By 1977, Lewis's long relationship with Mercury Records and producer Jerry Kennedy was coming to an end. He had signed with Smash, a division of Mercury, in 1963 and in 1968 began an incredible run on the country charts with 17 Top 10 hits, including four chart toppers, but by the mid-seventies his albums were beginning to sound overproduced and stale as the hits dried up. Years of constant touring, boozing, and pill popping had also caught up to Lewis, who would begin to have ongoing health problems (such as bleeding ulcers and stomach tears) for the first time in 1977. His voice had also grown noticeably hoarse. He was still very much in-demand as a performer, making guest appearances on the late-night TV show The Midnight Special and selling out shows, but he would only record one more album for Mercury, 1978's Jerry Lee Keeps Rockin'.

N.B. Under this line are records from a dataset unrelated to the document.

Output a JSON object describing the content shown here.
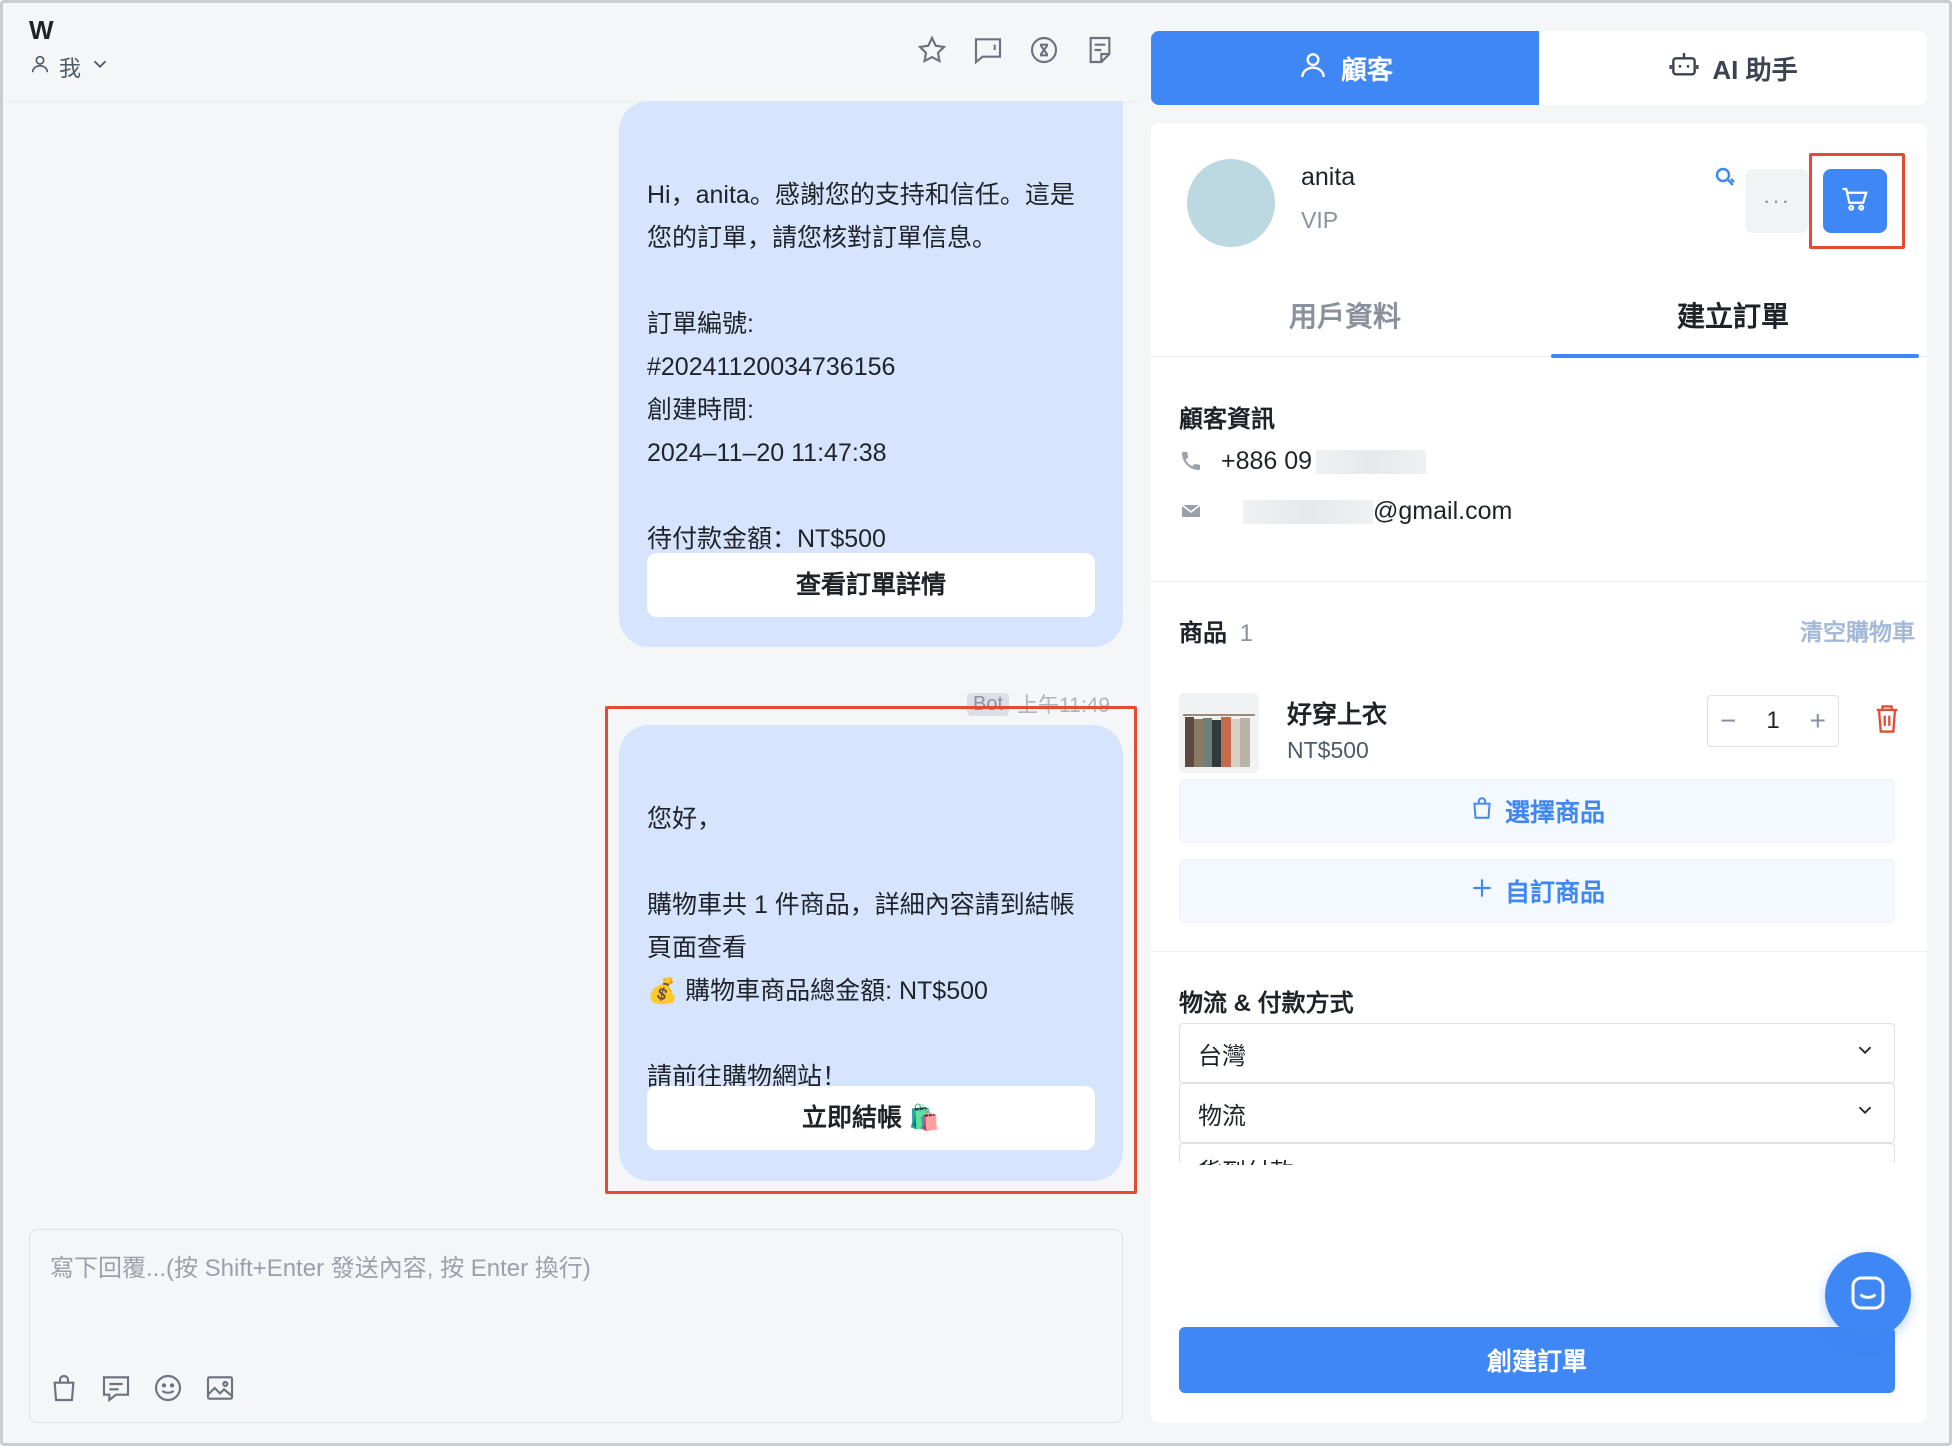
{
  "chat": {
    "title": "W",
    "assignee": "我",
    "messages": [
      {
        "text": "Hi，anita。感謝您的支持和信任。這是您的訂單，請您核對訂單信息。\n\n訂單編號:\n#20241120034736156\n創建時間:\n2024–11–20 11:47:38\n\n待付款金額：NT$500",
        "button": "查看訂單詳情"
      },
      {
        "sender_tag": "Bot",
        "time": "上午11:49",
        "text": "您好，\n\n購物車共 1 件商品，詳細內容請到結帳頁面查看\n💰 購物車商品總金額: NT$500\n\n請前往購物網站！",
        "button": "立即結帳 🛍️"
      }
    ],
    "composer_placeholder": "寫下回覆...(按 Shift+Enter 發送內容, 按 Enter 換行)",
    "composer_tools": [
      "bag-icon",
      "message-icon",
      "emoji-icon",
      "image-icon"
    ],
    "header_icons": [
      "star-icon",
      "comment-icon",
      "close-circle-icon",
      "note-icon"
    ]
  },
  "panel": {
    "tabs": [
      {
        "label": "顧客",
        "icon": "user-icon",
        "active": true
      },
      {
        "label": "AI 助手",
        "icon": "robot-icon",
        "active": false
      }
    ],
    "customer": {
      "name": "anita",
      "tier": "VIP",
      "more": "···"
    },
    "sub_tabs": [
      {
        "label": "用戶資料",
        "active": false
      },
      {
        "label": "建立訂單",
        "active": true
      }
    ],
    "customer_info": {
      "title": "顧客資訊",
      "phone_prefix": "+886 09",
      "email_suffix": "@gmail.com"
    },
    "products": {
      "title": "商品",
      "count": "1",
      "clear": "清空購物車",
      "items": [
        {
          "name": "好穿上衣",
          "price": "NT$500",
          "quantity": "1"
        }
      ],
      "choose_label": "選擇商品",
      "custom_label": "自訂商品"
    },
    "shipping": {
      "title": "物流 & 付款方式",
      "region": "台灣",
      "logistics": "物流",
      "payment_partial": "貨到付款"
    },
    "create_label": "創建訂單"
  },
  "colors": {
    "accent": "#3f87f5",
    "bubble": "#d6e4fe",
    "highlight": "#e34b33"
  }
}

Lewis's last big hit on Mercury was "Middle Age Crazy", a song written by Sonny Throckmorton about a man who wants to stay young forever, a poignant theme for Lewis. In the liner notes to the 2006 retrospective A Half Century of Hits, Kennedy remembers the session coincided with one of Lewis's first hospitalizations, and that "the Killer" "was as white as a sheet. I was surprised we got anything from him." The track - which features legendary blind session man Hargus "Pig" Robbins on piano, not Lewis - had been pre-recorded by Kennedy in advance, leaving Jerry Lee to overdub his vocal. "That was our last big hit," Lewis recalled to biographer Rick Bragg in 2014. "That's something Jerry Kennedy wanted to prove he could do. The voices and everything, except mine. And I brought it home and played it, and I played it, and I learned it...And I went up there to Nashville, and he set it up and everything, and I walked up to the microphone, took one take on it, and that was it." The single went to number 4 on the Billboard country chart. A second single, the Bobby Braddock ballad "Come On In", also hit the top 10.